I think the Map view here is gorgeous – who says that hypertext should be just text?
By putting the date of creation for each of the paintings, a feature of my
painting prototype, this means that you can also view a timeline showing all the paintings, with minimal additional effort. I did find that I had to set custom
$TimelineEnd dates for the timeline itself, so ensure that the text was not cropped. That is easily done using the Inspector.
One issue with this Timeline view is that it contains entries not just for the original writing spaces for each of the paintings, but their aliases are also included, doubling the entries up. Hopefully one of the Marks who really know what they are doing will suggest how that can be improved.
How long did it take?
Having already written the text for the blog article, implementing this hypertext document took just four hours, including the time required to scale and adjust images.
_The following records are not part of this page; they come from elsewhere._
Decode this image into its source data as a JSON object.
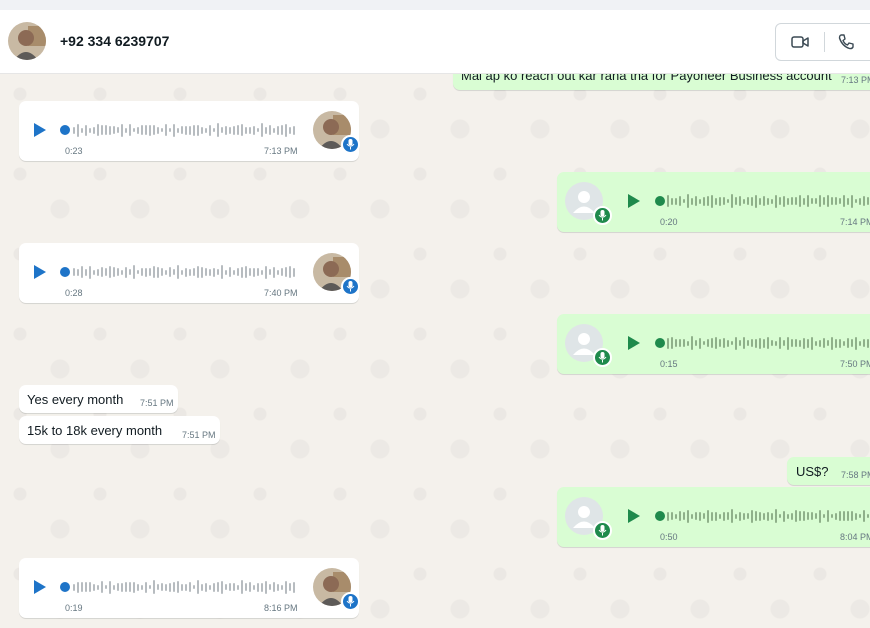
{
  "header": {
    "contact_name": "+92 334 6239707"
  },
  "messages": {
    "m0": {
      "text": "Mai ap ko reach out kar raha tha for Payoneer Business account",
      "time": "7:13 PM"
    },
    "m1": {
      "duration": "0:23",
      "time": "7:13 PM"
    },
    "m2": {
      "duration": "0:20",
      "time": "7:14 PM"
    },
    "m3": {
      "duration": "0:28",
      "time": "7:40 PM"
    },
    "m4": {
      "duration": "0:15",
      "time": "7:50 PM"
    },
    "m5": {
      "text": "Yes every month",
      "time": "7:51 PM"
    },
    "m6": {
      "text": "15k to 18k every month",
      "time": "7:51 PM"
    },
    "m7": {
      "text": "US$?",
      "time": "7:58 PM"
    },
    "m8": {
      "duration": "0:50",
      "time": "8:04 PM"
    },
    "m9": {
      "duration": "0:19",
      "time": "8:16 PM"
    }
  },
  "colors": {
    "incoming_bubble": "#ffffff",
    "outgoing_bubble": "#d9fdd3",
    "incoming_accent": "#1e74c8",
    "outgoing_accent": "#1f8a4c",
    "chat_background": "#f4f1ec"
  },
  "icons": [
    "video-call-icon",
    "voice-call-icon",
    "play-icon",
    "mic-icon",
    "default-avatar-icon"
  ]
}
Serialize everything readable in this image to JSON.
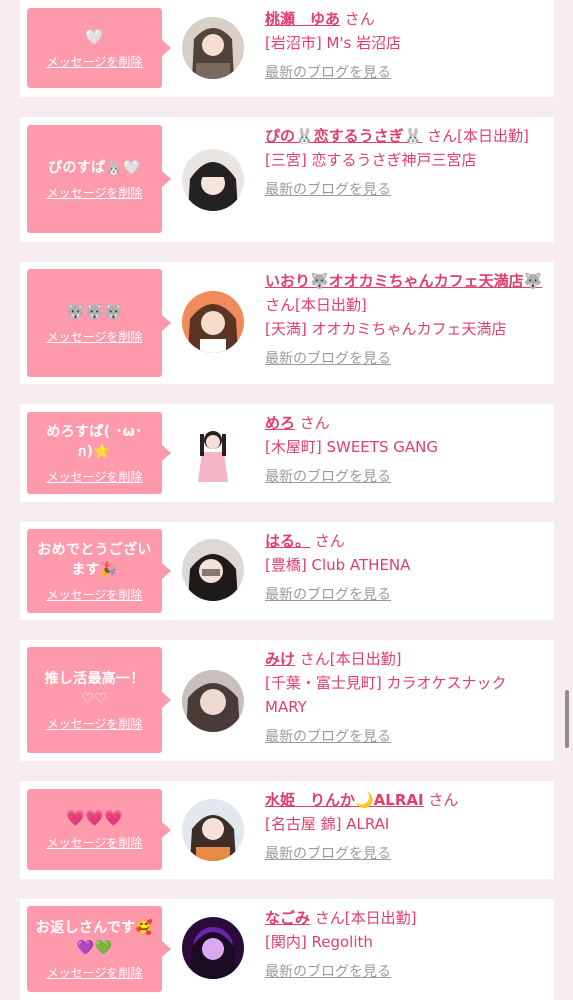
{
  "common": {
    "delete_label": "メッセージを削除",
    "blog_label": "最新のブログを見る"
  },
  "cards": [
    {
      "message": "🤍",
      "name": "桃瀬　ゆあ",
      "suffix": "さん",
      "shop": "[岩沼市] M's 岩沼店"
    },
    {
      "message": "ぴのすぱ🐰🤍",
      "name": "ぴの🐰恋するうさぎ🐰",
      "suffix": "さん[本日出勤]",
      "shop": "[三宮] 恋するうさぎ神戸三宮店"
    },
    {
      "message": "🐺🐺🐺",
      "name": "いおり🐺オオカミちゃんカフェ天満店🐺",
      "suffix": "さん[本日出勤]",
      "shop": "[天満] オオカミちゃんカフェ天満店"
    },
    {
      "message": "めろすぱ( ･ω･ก)⭐",
      "name": "めろ",
      "suffix": "さん",
      "shop": "[木屋町] SWEETS GANG"
    },
    {
      "message": "おめでとうございます🎉",
      "name": "はる。",
      "suffix": "さん",
      "shop": "[豊橋] Club ATHENA"
    },
    {
      "message": "推し活最高一！♡♡",
      "name": "みけ",
      "suffix": "さん[本日出勤]",
      "shop": "[千葉・富士見町] カラオケスナック MARY"
    },
    {
      "message": "💗💗💗",
      "name": "水姫　りんか🌙ALRAI",
      "suffix": "さん",
      "shop": "[名古屋 錦] ALRAI"
    },
    {
      "message": "お返しさんです🥰💜💚",
      "name": "なごみ",
      "suffix": "さん[本日出勤]",
      "shop": "[関内] Regolith"
    }
  ]
}
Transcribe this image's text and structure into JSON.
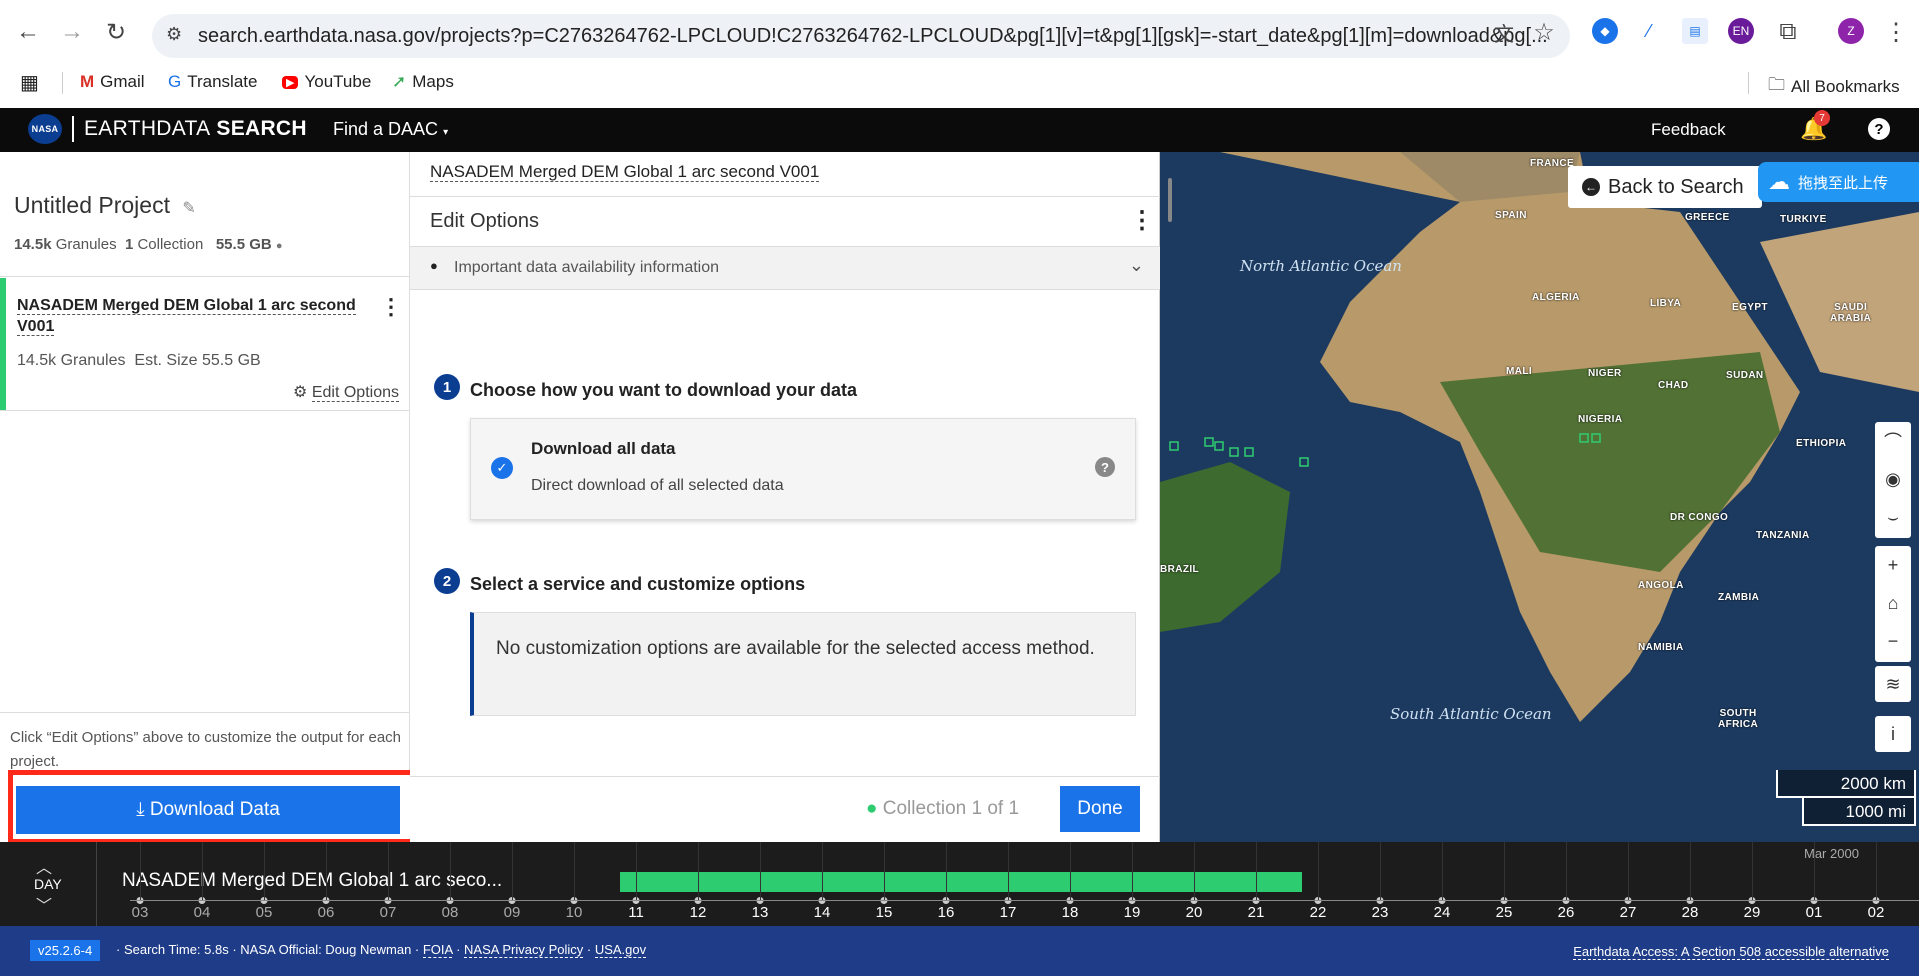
{
  "browser": {
    "url": "search.earthdata.nasa.gov/projects?p=C2763264762-LPCLOUD!C2763264762-LPCLOUD&pg[1][v]=t&pg[1][gsk]=-start_date&pg[1][m]=download&pg[...",
    "notification_count": "7",
    "profile_initial": "Z",
    "ext_badge": "EN",
    "bookmarks": [
      "Gmail",
      "Translate",
      "YouTube",
      "Maps"
    ],
    "all_bookmarks": "All Bookmarks"
  },
  "app": {
    "brand": "EARTHDATA SEARCH",
    "brand_bold": "SEARCH",
    "brand_light": "EARTHDATA",
    "find_daac": "Find a DAAC",
    "feedback": "Feedback",
    "notifications": "7",
    "nasa_logo": "NASA"
  },
  "project": {
    "title": "Untitled Project",
    "granules_count": "14.5k",
    "granules_label": "Granules",
    "collection_count": "1",
    "collection_label": "Collection",
    "size": "55.5 GB",
    "collection_title": "NASADEM Merged DEM Global 1 arc second V001",
    "collection_granules": "14.5k Granules",
    "collection_est": "Est. Size 55.5 GB",
    "edit_options": "Edit Options",
    "hint": "Click “Edit Options” above to customize the output for each project.",
    "download_button": "Download Data"
  },
  "panel": {
    "collection_title": "NASADEM Merged DEM Global 1 arc second V001",
    "header": "Edit Options",
    "availability": "Important data availability information",
    "step1_number": "1",
    "step1_title": "Choose how you want to download your data",
    "option_title": "Download all data",
    "option_desc": "Direct download of all selected data",
    "step2_number": "2",
    "step2_title": "Select a service and customize options",
    "no_custom": "No customization options are available for the selected access method.",
    "collection_count": "Collection 1 of 1",
    "done": "Done"
  },
  "map": {
    "back_to_search": "Back to Search",
    "upload_badge": "拖拽至此上传",
    "scale_km": "2000 km",
    "scale_mi": "1000 mi",
    "labels": [
      "FRANCE",
      "SPAIN",
      "GREECE",
      "TURKIYE",
      "ALGERIA",
      "LIBYA",
      "EGYPT",
      "SAUDI ARABIA",
      "MALI",
      "NIGER",
      "CHAD",
      "SUDAN",
      "NIGERIA",
      "ETHIOPIA",
      "DR CONGO",
      "TANZANIA",
      "ANGOLA",
      "ZAMBIA",
      "NAMIBIA",
      "SOUTH AFRICA",
      "BRAZIL"
    ],
    "oceans": [
      "North Atlantic Ocean",
      "South Atlantic Ocean"
    ]
  },
  "timeline": {
    "interval": "DAY",
    "collection": "NASADEM Merged DEM Global 1 arc seco...",
    "month_label": "Mar 2000",
    "ticks": [
      "03",
      "04",
      "05",
      "06",
      "07",
      "08",
      "09",
      "10",
      "11",
      "12",
      "13",
      "14",
      "15",
      "16",
      "17",
      "18",
      "19",
      "20",
      "21",
      "22",
      "23",
      "24",
      "25",
      "26",
      "27",
      "28",
      "29",
      "01",
      "02"
    ]
  },
  "footer": {
    "version": "v25.2.6-4",
    "search_time": "Search Time: 5.8s",
    "official": "NASA Official: Doug Newman",
    "foia": "FOIA",
    "privacy": "NASA Privacy Policy",
    "usa": "USA.gov",
    "accessible": "Earthdata Access: A Section 508 accessible alternative"
  },
  "colors": {
    "primary": "#1a73e8",
    "green": "#2ecc71",
    "highlight_red": "#ff2a1a",
    "footer_blue": "#1f3c88"
  }
}
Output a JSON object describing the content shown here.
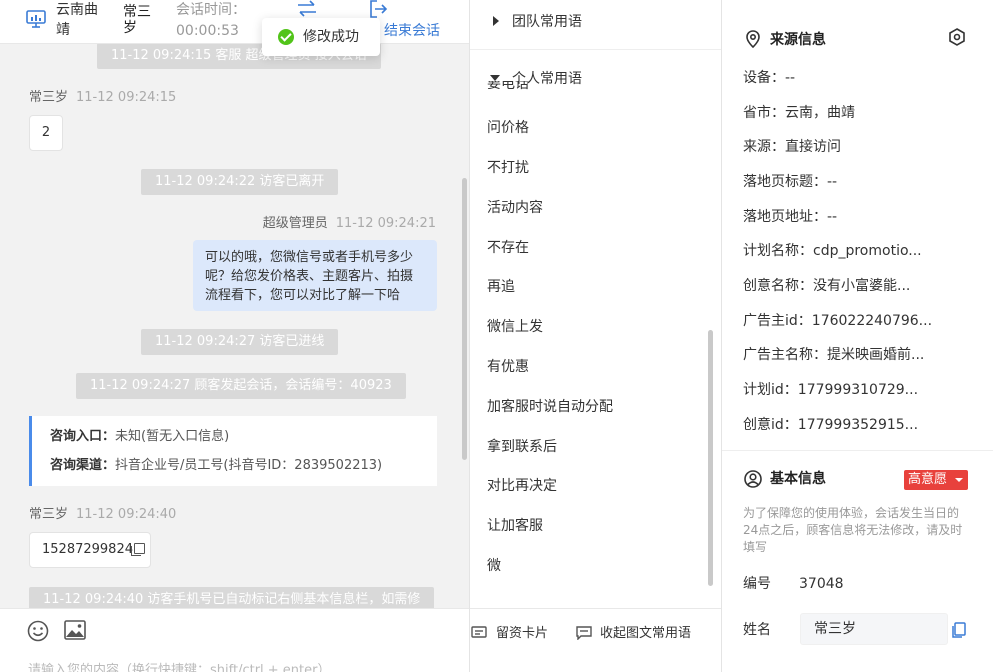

I am sure that someone who is more adept at using Storyspace could do it more quickly.
One thing that I was particularly careful about in this project was ensuring that the images for paintings were not just resized correctly, with a maximum dimension of 512 pixels, but that their resolution was set uniformly to 72 dpi. One slight irritation in my previous use of scaled images has been that, when dragged and dropped into a writing space, some appear tiny. I think that is due to their having a high resolution, for example of 300 dpi, which results in additional scaling when they are added to Storyspace. It did not happen in this document.
One feature which I will be adding to this hypertext is the ability to click on any of the scaled images and see a full-sized version of that image in Preview; I have previously detailed how to do that, and will add that next. That increases storage requirements, of course, and my preferred solution is to put those larger image files in a separate folder.
It would also be good to add more text links – for example, in the discussion about the narrative success of the paintings, it would help the reader to be able to link out to view each painting as it is discussed. The snag with doing that is providing an easy way to return the reader from the painting to the original writing space. We have considered ways of doing this in previous tutorials here, but the simplest will hopefully be a command built into Storyspace, as there is now in Tinderbox.
I welcome your comments on this, and your responses to using the hypertext document.
If you can spare the time, I would be grateful if you could read my original article here, created using linear HTML in WordPress, and compare your reading experience with that of the hypertext version. It is hard for me to judge, being the author of both, but I think the hypertext version is a much richer and more flexible experience: the sort of document that you enjoy spending some time exploring, and really getting to grips with Ovid’s story, the paintings, and their narrative techniques.